| Instructions to follow |
Give the count of lines in the entries below that contain the string "this", and only that count.

| Raw data |

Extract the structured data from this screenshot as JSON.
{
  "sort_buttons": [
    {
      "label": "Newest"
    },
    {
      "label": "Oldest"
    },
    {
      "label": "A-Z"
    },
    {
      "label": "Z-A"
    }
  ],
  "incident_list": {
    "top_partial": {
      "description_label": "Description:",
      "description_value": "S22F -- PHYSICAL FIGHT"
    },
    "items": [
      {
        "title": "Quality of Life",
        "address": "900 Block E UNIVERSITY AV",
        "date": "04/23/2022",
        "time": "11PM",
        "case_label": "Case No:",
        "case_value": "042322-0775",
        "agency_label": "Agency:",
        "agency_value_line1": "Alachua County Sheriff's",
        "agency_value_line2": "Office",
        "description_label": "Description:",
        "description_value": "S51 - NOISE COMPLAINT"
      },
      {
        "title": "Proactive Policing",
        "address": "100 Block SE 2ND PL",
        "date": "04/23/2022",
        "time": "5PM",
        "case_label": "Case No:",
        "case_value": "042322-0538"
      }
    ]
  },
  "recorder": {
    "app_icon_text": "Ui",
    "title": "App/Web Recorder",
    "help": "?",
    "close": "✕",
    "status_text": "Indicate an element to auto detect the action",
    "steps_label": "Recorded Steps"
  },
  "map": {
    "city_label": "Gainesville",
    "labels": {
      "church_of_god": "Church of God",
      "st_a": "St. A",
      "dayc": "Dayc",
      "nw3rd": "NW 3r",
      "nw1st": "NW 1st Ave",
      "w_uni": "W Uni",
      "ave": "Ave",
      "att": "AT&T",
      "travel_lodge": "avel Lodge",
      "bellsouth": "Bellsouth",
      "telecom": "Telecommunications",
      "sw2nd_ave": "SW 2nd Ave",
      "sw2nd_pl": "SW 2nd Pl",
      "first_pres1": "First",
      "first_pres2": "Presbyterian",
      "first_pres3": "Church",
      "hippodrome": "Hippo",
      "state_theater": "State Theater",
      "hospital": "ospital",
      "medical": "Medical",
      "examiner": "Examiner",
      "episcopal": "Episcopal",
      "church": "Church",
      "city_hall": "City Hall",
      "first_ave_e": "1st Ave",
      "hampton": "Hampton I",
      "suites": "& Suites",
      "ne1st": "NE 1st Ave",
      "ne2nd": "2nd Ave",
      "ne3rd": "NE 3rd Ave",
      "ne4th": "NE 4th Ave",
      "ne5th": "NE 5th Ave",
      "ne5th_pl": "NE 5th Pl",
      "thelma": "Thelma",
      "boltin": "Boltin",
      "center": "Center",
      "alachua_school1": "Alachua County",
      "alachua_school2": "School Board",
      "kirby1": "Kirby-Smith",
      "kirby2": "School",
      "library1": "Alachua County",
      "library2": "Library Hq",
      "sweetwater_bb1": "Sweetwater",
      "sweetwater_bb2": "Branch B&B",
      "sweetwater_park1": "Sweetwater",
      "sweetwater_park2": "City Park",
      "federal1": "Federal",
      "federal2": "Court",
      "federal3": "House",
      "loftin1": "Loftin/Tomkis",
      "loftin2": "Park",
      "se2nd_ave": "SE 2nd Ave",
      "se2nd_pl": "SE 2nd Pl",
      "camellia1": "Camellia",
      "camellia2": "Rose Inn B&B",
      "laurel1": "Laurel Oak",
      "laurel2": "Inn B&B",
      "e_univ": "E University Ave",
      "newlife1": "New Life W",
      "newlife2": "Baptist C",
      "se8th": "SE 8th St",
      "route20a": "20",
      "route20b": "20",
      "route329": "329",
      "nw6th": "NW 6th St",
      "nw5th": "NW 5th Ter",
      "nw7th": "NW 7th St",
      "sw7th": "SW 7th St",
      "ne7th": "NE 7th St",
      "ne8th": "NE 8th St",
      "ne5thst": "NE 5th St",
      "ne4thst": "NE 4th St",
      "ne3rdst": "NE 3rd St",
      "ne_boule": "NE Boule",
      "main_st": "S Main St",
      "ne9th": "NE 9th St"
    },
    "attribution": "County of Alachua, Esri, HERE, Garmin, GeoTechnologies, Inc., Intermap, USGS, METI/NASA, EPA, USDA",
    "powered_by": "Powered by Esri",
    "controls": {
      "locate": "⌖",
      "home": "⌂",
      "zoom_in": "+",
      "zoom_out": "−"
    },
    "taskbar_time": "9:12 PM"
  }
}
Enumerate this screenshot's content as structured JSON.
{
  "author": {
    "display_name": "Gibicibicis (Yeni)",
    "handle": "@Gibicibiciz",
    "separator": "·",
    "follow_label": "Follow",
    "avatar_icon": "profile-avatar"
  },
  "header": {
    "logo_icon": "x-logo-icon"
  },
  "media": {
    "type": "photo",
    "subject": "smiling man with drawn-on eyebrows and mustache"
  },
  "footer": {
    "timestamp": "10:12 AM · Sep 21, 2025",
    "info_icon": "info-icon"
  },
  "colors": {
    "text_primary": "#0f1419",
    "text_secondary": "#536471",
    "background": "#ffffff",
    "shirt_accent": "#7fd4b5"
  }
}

| Task answer |
2